Oklahoma veterans prove it’s never too late to honor brothers-in-arms
It was purely by chance that, in the spring of 2015, Oklahoma veteran Mike Walters uncovered an unintended oversight in the handling of military grave markers in his local community.
Walters—then serving as the adjutant for DAV (Disabled American Veterans) Chapter 43 in Pryor, Okla.—went to order a tombstone for a friend at a local monument company. It was there he learned about 18 bronze service markers that had sat in storage at an old funeral home instead of where they belonged—on veterans’ graves.
The markers, which are issued by the government after a veteran dies, normally arrive at a funeral home after burial. It is then usually the families’ responsibility to place them on the graves.
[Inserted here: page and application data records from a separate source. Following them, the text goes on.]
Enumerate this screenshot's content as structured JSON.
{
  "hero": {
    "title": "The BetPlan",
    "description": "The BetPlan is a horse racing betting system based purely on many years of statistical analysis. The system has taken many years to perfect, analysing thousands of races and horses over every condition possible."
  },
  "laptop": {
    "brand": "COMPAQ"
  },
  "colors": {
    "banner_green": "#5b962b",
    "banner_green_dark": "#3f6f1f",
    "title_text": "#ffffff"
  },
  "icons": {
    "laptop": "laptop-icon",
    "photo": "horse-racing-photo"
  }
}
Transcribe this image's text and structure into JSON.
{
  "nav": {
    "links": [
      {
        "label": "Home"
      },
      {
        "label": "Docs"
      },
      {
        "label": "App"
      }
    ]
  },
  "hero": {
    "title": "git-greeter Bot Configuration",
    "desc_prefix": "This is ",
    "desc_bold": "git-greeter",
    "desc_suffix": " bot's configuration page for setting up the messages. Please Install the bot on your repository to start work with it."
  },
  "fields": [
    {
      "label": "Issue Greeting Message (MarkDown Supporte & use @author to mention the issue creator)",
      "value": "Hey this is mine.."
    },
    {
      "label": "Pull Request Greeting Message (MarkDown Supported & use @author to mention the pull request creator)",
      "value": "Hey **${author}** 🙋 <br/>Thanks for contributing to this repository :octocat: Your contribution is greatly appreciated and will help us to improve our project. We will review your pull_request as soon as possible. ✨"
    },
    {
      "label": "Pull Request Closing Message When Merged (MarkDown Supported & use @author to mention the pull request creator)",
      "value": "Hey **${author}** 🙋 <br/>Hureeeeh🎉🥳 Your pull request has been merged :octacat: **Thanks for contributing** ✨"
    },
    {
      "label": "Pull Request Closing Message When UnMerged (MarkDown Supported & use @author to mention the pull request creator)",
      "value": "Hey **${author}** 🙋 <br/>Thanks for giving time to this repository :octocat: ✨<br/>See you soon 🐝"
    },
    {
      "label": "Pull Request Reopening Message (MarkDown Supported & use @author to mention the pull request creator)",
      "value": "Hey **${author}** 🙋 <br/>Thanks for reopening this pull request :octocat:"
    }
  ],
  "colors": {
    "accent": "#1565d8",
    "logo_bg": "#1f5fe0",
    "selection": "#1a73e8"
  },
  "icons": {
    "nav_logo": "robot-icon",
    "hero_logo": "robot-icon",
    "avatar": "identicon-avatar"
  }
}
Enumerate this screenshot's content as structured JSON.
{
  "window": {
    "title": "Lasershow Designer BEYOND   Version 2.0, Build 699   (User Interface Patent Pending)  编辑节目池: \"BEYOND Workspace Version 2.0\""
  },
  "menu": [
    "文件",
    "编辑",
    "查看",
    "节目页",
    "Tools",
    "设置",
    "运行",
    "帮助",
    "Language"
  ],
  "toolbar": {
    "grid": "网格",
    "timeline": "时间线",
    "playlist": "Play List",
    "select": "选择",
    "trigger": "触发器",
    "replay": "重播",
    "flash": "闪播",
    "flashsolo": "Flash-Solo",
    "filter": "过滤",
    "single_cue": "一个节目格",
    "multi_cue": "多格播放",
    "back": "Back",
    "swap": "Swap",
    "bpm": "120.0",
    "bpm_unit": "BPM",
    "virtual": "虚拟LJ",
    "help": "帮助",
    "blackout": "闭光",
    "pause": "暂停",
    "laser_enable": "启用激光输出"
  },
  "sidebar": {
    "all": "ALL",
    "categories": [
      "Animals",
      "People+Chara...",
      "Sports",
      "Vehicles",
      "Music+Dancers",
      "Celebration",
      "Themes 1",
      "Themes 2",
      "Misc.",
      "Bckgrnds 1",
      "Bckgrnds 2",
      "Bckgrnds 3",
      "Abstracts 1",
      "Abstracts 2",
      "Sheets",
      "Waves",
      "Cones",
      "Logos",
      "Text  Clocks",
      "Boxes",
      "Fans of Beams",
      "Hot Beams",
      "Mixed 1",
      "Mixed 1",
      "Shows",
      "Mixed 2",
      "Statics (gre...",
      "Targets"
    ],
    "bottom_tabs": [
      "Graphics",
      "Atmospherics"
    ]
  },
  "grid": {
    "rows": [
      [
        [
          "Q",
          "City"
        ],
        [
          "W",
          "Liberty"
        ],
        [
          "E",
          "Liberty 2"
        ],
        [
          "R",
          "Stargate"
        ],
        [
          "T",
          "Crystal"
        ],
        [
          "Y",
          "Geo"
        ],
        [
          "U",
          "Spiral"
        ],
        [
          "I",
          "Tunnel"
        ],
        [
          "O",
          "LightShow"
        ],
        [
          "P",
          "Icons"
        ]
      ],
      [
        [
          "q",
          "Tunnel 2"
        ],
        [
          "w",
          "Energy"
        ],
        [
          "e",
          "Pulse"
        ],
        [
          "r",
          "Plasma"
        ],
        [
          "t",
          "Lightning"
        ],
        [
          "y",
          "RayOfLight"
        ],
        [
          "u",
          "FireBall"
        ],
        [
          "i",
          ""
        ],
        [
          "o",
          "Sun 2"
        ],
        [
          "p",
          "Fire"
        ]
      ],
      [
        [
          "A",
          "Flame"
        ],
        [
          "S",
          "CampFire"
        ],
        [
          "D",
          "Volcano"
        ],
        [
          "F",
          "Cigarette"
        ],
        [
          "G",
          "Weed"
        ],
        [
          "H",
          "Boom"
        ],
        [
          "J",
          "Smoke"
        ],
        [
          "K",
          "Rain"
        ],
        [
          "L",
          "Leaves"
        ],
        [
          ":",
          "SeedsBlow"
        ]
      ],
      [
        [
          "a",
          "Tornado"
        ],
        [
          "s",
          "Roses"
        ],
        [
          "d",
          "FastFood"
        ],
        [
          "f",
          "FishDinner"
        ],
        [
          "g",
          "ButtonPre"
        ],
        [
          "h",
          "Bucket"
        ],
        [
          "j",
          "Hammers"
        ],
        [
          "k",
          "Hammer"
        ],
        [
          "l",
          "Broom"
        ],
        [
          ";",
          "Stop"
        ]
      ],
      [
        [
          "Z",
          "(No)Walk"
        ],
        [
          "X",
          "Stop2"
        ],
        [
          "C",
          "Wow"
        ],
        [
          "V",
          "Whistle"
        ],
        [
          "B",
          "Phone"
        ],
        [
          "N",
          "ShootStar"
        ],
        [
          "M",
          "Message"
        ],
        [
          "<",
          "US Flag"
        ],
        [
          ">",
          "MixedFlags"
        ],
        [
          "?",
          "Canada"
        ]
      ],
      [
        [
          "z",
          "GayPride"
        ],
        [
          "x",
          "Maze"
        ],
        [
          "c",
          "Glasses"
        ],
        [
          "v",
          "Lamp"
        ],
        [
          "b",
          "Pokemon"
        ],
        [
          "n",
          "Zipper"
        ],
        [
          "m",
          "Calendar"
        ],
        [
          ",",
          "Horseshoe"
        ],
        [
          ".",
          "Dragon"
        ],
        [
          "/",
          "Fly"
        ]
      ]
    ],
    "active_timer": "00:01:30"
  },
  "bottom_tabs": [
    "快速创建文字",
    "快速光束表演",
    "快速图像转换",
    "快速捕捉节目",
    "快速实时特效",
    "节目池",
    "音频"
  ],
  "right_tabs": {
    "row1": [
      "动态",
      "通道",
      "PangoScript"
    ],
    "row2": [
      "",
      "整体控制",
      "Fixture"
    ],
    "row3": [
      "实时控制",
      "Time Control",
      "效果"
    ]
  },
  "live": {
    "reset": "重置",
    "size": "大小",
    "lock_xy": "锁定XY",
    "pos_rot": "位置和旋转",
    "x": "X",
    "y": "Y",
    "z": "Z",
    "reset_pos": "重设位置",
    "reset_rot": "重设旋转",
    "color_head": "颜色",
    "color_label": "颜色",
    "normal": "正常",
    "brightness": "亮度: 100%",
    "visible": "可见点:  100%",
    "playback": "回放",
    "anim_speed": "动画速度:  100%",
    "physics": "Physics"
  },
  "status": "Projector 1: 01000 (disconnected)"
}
All of the unplaced service markers belonged to veterans who died in the 1970s and 1980s, and served in World War I, World War II, Korea or Vietnam.
“When I first saw them, it just hit me that here were veterans, brother veterans, who were not being recognized and who had been bypassed through some error or some unknown reason,” said Walters. “This was a chance to correct it.”
Looking into the matter further, another three grave markers were found, bringing the total number to 21. A Vietnam veteran himself, Walters made it his goal to properly place all 21 service markers on the graves of the veterans for whom they were made by Memorial Day. To do that, he enlisted the help of his fellow DAV members to right the unintentional wrong.
It took weeks of tireless research, but the members of Chapter 43 found graves or living relatives for all 21 veterans.
No one is exactly sure how the markers were forgotten or neglected for so long. They originally came from an old local funeral home’s storage building, but after the building was sold and demolished several years ago, they went to Witt-Underwood Memorials—the company that approached Walters and DAV for help.
“It was the right thing to do,” Walters said.
Just five days before the Memorial Day goal, the DAV members held a ceremony at Bryan Chapel Cemetery outside Pryor to place the last marker on the grave of WWII veteran Glen C. Plumlee, and honor the other veterans from the project.
In the chill of an overcast afternoon, about 30 people stood in a loose semicircle at the rural cemetery, gathered around the gravesite of a veteran most had never met.
Those present, some elderly and some young, some dressed in service uniforms and some in tennis shoes, prayed together and listened to DAV leaders describe the importance of the project.
“It’s a very happy day for me,” Walters said. “These veterans will be honored on Memorial Day.”
By M. Todd Hunter